MGM announced today today that the next Bond movie is officially coming to theaters on Nov. 9, 2012. They have confirmed that Sem Mendes will direct, as has been expected, and Daniel Craig will return for a third go-round as 007. Filming kicks off late next year.
This isn’t entirely unanticipated. When they filed for bankruptcy last November, MGM’s filings said the company expected the 23rd official Bond movie in November 2012. Now that it’s official, and Mendes is confirmed, the movie starts casting and scouting locations, so expect those notes and plot points to start leaking over the 22 months. (You might also hear about who is actually releasing the thing, at some point.)
By the time this movie opens, Daniel Craig will be an actor transformed. Known outside of England mostly for “Layer Cake” by the time he was cast in 2006′s “Casino Royale,” he was decried by Bond fans for being blond and not exactly Bond-esque. His first turn was terrific, and the movie was one of the franchise’s better outings, so that shut people up and turned Bond into an exciting series again.
Since that movie, Craig made some missteps (mostly involving Nicole Kidman: “The Invasion,” “The Golden Compass”), but he’s on track for a big year: He has the potential blockbuster “Cowboys and Aliens” coming this summer and the David Fincher-directed, sure-to-be-huge English version of “The Girl With The Dragon Tattoo” due in December (not to mention a turn in Steven Spielberg’s “Tintin” the same week).
This is sure to change with those three big movies due in 2011, but since “Casino Royale” Craig has had only one hit: the 2008 Bond outing “Quantum of Solace.” That movie was problematic in many ways, and seemed to squander a lot of the goodwill built up by “Royale.” The MGM bankruptcy ordeal that delayed the new Bond’s arrival by a year may have actually had a silver lining: by the time the new movie opens up, Craig might be known as much for Mikael Blomkvist as for James Bond. He will be a more legitimate movie star. And people might have forgotten that they didn’t like “Quantum” four years earlier.
Of course, Craig wasn’t the problem in “Quantum.” The script was a jumbled mess, which was one issue. But a big, big problem was Marc Forster’s direction, which showed that the art house filmmaker was uncomfortable helming a big-budget action movie. That’s the one big question mark looming for Sam Mendes: He’s an acclaimed, Oscar-winning director (and he worked with Craig before, on 2002′s “Road to Perdition”). But can he make a big-time blockbuster? And more to the point, can he make it good and intelligible?

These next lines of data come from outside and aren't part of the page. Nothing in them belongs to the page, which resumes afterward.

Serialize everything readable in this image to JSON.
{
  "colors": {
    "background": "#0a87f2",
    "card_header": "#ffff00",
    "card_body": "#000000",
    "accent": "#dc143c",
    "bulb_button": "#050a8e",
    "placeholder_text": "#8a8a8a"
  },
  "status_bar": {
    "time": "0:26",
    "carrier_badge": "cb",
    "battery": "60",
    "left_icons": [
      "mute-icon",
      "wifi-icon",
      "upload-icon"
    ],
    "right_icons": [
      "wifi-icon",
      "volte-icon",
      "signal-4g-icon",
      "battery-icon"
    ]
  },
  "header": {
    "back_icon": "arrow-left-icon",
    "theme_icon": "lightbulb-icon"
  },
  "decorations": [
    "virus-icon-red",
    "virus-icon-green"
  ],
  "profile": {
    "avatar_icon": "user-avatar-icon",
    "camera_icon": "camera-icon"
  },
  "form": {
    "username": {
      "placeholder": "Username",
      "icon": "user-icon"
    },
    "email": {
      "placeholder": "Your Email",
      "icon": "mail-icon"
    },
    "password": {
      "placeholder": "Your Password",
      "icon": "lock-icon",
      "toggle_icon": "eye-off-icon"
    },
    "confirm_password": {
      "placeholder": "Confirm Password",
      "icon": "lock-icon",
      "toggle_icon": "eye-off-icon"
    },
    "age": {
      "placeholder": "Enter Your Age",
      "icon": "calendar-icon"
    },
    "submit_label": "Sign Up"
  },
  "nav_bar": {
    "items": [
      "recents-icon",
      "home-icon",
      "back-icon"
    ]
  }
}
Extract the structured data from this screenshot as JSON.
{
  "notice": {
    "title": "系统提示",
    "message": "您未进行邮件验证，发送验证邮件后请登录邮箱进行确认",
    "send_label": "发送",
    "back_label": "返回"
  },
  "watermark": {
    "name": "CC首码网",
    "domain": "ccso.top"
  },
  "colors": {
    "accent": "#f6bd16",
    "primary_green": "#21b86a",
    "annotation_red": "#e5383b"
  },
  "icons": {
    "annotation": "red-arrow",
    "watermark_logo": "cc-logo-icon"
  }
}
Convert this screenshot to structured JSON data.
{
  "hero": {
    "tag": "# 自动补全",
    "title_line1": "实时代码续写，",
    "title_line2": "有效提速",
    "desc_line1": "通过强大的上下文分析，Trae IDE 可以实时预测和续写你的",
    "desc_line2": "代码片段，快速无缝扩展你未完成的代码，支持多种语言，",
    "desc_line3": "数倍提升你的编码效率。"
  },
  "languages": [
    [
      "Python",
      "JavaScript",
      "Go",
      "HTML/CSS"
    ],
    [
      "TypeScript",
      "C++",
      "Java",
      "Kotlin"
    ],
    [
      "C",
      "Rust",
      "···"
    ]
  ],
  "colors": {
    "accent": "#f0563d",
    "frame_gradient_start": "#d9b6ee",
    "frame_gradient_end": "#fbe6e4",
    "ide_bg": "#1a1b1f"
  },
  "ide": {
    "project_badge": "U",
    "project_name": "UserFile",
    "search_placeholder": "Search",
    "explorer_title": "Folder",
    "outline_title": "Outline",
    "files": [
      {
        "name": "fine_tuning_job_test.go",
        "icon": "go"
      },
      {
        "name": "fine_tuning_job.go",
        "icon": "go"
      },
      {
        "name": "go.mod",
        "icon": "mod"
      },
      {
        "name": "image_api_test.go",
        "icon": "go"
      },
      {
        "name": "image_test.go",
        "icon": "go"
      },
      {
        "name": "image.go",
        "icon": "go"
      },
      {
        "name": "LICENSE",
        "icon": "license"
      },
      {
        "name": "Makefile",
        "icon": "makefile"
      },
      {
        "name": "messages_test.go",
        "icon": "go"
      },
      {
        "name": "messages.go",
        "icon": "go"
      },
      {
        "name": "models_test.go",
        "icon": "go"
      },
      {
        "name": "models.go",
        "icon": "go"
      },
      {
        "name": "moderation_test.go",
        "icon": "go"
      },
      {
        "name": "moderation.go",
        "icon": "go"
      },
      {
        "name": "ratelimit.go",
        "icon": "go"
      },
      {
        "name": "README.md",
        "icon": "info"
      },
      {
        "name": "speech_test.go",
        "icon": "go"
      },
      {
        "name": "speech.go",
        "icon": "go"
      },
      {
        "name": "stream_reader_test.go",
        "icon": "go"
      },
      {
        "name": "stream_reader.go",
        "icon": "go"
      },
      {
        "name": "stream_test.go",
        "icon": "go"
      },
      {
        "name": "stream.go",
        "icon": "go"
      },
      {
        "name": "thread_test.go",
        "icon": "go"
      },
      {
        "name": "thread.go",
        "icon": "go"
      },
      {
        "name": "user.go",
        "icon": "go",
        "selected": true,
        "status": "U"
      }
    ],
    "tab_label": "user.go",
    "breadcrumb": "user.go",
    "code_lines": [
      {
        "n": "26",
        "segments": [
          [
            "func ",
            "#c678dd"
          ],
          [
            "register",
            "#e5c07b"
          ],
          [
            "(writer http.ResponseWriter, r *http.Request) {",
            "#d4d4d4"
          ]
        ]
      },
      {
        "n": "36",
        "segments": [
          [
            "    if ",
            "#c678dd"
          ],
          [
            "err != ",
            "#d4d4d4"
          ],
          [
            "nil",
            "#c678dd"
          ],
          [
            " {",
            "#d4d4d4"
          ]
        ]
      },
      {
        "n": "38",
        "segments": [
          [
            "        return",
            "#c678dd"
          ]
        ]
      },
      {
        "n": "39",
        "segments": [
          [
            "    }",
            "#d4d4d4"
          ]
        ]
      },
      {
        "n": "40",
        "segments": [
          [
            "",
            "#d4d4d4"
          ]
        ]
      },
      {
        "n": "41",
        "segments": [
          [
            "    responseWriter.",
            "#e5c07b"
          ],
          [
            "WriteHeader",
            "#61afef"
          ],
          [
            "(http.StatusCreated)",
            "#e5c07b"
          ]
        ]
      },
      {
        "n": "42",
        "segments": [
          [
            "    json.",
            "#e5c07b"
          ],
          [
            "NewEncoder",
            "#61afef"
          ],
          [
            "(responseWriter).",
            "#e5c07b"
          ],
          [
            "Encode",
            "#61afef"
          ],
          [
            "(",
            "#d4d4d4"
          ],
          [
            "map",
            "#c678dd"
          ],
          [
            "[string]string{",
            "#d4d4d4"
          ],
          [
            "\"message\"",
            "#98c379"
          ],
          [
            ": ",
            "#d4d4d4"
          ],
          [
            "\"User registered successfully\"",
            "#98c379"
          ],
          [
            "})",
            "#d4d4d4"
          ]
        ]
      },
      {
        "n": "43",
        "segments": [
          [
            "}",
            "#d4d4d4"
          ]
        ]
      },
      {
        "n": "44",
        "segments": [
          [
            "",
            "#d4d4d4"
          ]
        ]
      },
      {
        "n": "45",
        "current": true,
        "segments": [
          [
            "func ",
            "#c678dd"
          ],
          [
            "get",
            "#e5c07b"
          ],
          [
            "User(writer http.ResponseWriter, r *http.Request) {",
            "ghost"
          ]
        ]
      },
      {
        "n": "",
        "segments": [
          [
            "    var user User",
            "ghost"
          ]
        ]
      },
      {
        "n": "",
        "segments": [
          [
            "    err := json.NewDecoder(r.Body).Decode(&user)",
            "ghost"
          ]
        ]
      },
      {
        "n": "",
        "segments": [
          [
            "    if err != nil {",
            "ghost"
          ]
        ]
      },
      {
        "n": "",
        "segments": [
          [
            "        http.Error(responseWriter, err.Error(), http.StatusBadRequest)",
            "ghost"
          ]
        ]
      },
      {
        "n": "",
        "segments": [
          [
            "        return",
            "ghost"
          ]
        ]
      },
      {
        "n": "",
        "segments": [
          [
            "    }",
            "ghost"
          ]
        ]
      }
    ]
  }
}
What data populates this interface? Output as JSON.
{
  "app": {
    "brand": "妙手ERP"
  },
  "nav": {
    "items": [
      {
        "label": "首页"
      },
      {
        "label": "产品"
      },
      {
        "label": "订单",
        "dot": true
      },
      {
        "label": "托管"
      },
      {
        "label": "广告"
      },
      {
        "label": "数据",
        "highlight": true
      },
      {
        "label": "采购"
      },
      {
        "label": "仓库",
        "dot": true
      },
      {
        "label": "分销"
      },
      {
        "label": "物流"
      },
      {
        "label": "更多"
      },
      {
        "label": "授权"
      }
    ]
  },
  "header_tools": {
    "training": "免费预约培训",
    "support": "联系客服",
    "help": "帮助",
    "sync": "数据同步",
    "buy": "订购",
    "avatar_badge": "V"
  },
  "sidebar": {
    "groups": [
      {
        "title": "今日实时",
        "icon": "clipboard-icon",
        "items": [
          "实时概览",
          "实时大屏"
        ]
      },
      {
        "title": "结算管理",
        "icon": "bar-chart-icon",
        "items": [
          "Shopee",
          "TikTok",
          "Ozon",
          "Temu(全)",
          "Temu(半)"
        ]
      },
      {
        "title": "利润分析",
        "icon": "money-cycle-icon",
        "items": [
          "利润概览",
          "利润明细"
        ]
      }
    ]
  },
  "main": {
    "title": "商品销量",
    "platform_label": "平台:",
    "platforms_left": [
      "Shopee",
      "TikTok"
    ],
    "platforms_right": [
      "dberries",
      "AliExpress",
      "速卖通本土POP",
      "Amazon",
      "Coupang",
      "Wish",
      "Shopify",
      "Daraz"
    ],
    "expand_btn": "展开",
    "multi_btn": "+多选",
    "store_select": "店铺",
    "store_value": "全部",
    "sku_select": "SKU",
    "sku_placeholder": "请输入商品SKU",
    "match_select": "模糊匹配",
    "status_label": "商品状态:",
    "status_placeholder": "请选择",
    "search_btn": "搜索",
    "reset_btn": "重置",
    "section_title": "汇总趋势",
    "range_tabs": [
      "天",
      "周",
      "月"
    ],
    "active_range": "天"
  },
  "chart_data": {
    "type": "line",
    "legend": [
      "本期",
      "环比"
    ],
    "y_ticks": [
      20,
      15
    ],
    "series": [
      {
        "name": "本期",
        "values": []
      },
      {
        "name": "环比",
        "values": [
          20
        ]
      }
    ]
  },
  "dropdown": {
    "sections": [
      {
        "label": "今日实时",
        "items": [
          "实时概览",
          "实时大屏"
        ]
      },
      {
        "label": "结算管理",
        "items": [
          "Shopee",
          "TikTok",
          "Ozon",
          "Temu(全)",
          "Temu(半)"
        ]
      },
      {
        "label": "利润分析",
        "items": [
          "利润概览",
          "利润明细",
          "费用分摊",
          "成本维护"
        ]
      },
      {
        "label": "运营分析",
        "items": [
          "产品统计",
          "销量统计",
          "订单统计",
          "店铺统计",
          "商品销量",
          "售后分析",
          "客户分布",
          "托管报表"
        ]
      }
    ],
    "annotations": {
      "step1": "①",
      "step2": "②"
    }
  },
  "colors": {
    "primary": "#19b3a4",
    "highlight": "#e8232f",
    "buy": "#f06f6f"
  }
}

Anyway, these are all things to ponder. Right now, this is exciting news for anyone who wants this series to provide a legitimately good successor to “Casino Royale.”
(Humorously, Deadline reported the news with an “EXCLUSIVE,” because nothing’s more exclusive than getting the same e-mail everybody else received. And they note that they reported the news last month, a huge scoop for the site and only a month behind everybody else. But, you know, that’s irrelevant.)